Ever ready to play at the drop of a yarn-ball, he’s so agile that he can leap some five feet up onto the fireplace mantel from about a foot away. In human terms, that would be like me standing outside my house and suddenly deciding to leap onto the roof! Keep in mind that this animal actually eleven years old – in cat terms, he’s a geriatric feline, for heaven’s sake!
Apparently no one has informed him of this fact, though. Iago blithely leaps onto window sills, tables, bookshelves, and other high places with no apparent difficulty at all. He is also incredibly sure footed. I soon stopped moving my breakable items out of harm’s way because I realized they weren’t actually in any danger at all. Each leap brought him delicately positioned among the breakables with nary a wobble from any of them. In the entire time he stayed with us, he moved constantly among the glass ornaments without disturbing a single one. He’s a feline Baryshnikov!
However, I have to confess that my sleeping arrangements went up in smoke from the very first night.
I tried evicting him from the bedroom when I went to bed, which he accepted with reasonably good grace; but I invariably have to get up in the night for a bathroom run (scourge of the elder years) and once that bedroom door was opened, keeping him out became a lost cause. He’s lightning fast, and he was up on the bed and rolling around in ecstasy, waiting for pats, in literally a nanosecond.
Since turning on the light ruins my night-sleep and I couldn’t see his little black self in the dark, I eventually gave up the fight and shoved him over a bit so I could get back into bed. He immediately settled into what he clearly believed was his rightful place, guest bedroom or no guest bedroom.
It quickly became his habit to snooze on the guest bed during the day, taking advantage of the little nest I had prepared for him; however, every evening he would begin keeping an eye on me. The very moment I began my bedtime rituals, he would scoot up onto the bed, lie right in the middle of it, and wait for me, wriggling with delight and seemingly unaware that he was supposed to be next door.
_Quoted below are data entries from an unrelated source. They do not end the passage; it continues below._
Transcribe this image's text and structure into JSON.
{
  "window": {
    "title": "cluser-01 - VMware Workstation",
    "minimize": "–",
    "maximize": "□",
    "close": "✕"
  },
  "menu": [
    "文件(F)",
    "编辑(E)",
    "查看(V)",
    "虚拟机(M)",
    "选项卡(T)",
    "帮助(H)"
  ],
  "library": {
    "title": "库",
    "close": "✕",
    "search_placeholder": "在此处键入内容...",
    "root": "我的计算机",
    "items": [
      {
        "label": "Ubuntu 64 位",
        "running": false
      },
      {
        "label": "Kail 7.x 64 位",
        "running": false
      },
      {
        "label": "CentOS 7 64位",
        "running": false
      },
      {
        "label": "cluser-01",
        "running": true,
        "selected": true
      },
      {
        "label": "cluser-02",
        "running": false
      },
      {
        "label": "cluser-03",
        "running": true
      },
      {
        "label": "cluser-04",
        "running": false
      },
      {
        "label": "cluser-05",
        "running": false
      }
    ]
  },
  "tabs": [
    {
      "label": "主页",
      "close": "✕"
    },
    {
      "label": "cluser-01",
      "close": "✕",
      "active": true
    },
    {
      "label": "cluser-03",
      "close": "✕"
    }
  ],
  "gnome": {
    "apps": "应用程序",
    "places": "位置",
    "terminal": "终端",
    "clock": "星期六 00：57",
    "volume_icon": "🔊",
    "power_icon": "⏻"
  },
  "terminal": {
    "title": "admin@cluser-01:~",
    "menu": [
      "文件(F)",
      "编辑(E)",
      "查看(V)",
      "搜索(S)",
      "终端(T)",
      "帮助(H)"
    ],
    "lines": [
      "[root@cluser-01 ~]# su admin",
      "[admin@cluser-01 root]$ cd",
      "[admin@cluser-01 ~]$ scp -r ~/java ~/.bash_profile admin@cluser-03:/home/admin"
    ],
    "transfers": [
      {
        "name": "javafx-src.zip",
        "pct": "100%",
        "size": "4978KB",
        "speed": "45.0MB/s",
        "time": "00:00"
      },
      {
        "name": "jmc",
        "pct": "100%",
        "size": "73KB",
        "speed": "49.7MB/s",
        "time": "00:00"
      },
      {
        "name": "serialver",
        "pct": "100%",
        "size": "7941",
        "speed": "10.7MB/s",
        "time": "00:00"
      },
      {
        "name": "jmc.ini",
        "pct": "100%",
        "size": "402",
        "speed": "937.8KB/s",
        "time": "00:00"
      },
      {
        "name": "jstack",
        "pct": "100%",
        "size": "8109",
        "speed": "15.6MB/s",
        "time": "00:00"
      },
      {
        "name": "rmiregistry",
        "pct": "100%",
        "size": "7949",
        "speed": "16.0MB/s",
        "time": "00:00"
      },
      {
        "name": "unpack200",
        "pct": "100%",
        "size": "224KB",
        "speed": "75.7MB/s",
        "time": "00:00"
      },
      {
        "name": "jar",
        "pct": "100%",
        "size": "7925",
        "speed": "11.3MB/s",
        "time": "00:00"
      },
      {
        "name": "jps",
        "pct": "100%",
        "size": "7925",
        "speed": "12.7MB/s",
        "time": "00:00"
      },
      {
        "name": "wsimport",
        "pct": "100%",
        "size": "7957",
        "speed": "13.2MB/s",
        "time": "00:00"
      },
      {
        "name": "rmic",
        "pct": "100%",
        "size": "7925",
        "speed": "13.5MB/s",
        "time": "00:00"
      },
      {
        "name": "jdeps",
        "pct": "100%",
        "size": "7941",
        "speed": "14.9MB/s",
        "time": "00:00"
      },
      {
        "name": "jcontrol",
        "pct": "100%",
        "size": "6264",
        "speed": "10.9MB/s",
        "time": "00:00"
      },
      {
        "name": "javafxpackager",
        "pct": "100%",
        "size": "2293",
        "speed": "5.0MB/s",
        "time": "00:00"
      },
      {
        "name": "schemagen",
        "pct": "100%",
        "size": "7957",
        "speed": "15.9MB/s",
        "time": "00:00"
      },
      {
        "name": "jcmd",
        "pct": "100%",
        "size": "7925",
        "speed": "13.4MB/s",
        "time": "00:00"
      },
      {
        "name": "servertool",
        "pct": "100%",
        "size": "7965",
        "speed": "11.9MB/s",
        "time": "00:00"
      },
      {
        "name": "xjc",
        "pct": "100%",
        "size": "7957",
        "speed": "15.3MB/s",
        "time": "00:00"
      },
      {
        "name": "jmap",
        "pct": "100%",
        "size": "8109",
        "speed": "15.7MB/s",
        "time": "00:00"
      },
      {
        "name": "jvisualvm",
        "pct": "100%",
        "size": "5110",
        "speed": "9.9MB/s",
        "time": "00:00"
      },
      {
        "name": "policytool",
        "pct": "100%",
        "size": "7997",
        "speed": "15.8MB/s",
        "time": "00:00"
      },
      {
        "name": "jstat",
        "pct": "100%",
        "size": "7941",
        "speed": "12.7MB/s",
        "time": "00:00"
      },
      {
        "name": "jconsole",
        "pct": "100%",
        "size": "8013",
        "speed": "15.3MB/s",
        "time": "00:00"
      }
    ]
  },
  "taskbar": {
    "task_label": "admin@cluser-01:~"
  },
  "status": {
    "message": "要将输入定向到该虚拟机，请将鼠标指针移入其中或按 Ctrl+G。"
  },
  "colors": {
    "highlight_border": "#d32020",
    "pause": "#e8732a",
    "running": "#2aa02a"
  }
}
He was at his most charming at that time of night, as if to assure me that it would be perfectly all right with him if I just left him there right from the get-go.
Nevertheless, each night I would pick him up and trot him over to his bed, and then rush into my room and shut the door as fast as I could. A moment’s delay would find him – black lightning, literally – once again on my bed, purring like a small motor, as if daring mean old me to move a little friend as gorgeous and adorable as him to the cold, unwelcoming guest bed. What could I do?
So I began waking up in the morning to discover that he’d arranged himself in the night so as to be approximately nose-to-nose with me, and every time he moved his head, his whiskers tickled my face.
Did I mention he’s a friendly little guy?
However, the real issue was that I’m a very light sleeper, and every time he decided to leap from the bed to the window sill and back down in the middle of the night, the movements woke me up. On the other hand, he’s pretty loveable, and it was really pleasant to go to sleep at night with the sound of purring in my ears.
So we arranged a compromise: he would stay in his guest room when I went to bed so that I could get to sleep; and in the middle of the night when the door opened for one of my nocturnal treks down the hall, he was allowed to scoot onto the bed to spend the rest of the night there, the proviso being that if he jumped up onto the window sill and back onto the bed, out he went – banished, poor soul, to his obviously unsuitable cell-like quarters on the guest room bed.
The three weeks passed like a breeze, and the boys went back home again. However, for awhile the bed seemed a bit empty without that warm little body cuddling close at night, and there were moments of nostalgia when I’d come across an occasional short black hair on some high shelf.
Maybe it’s time for us to get ourselves a cat.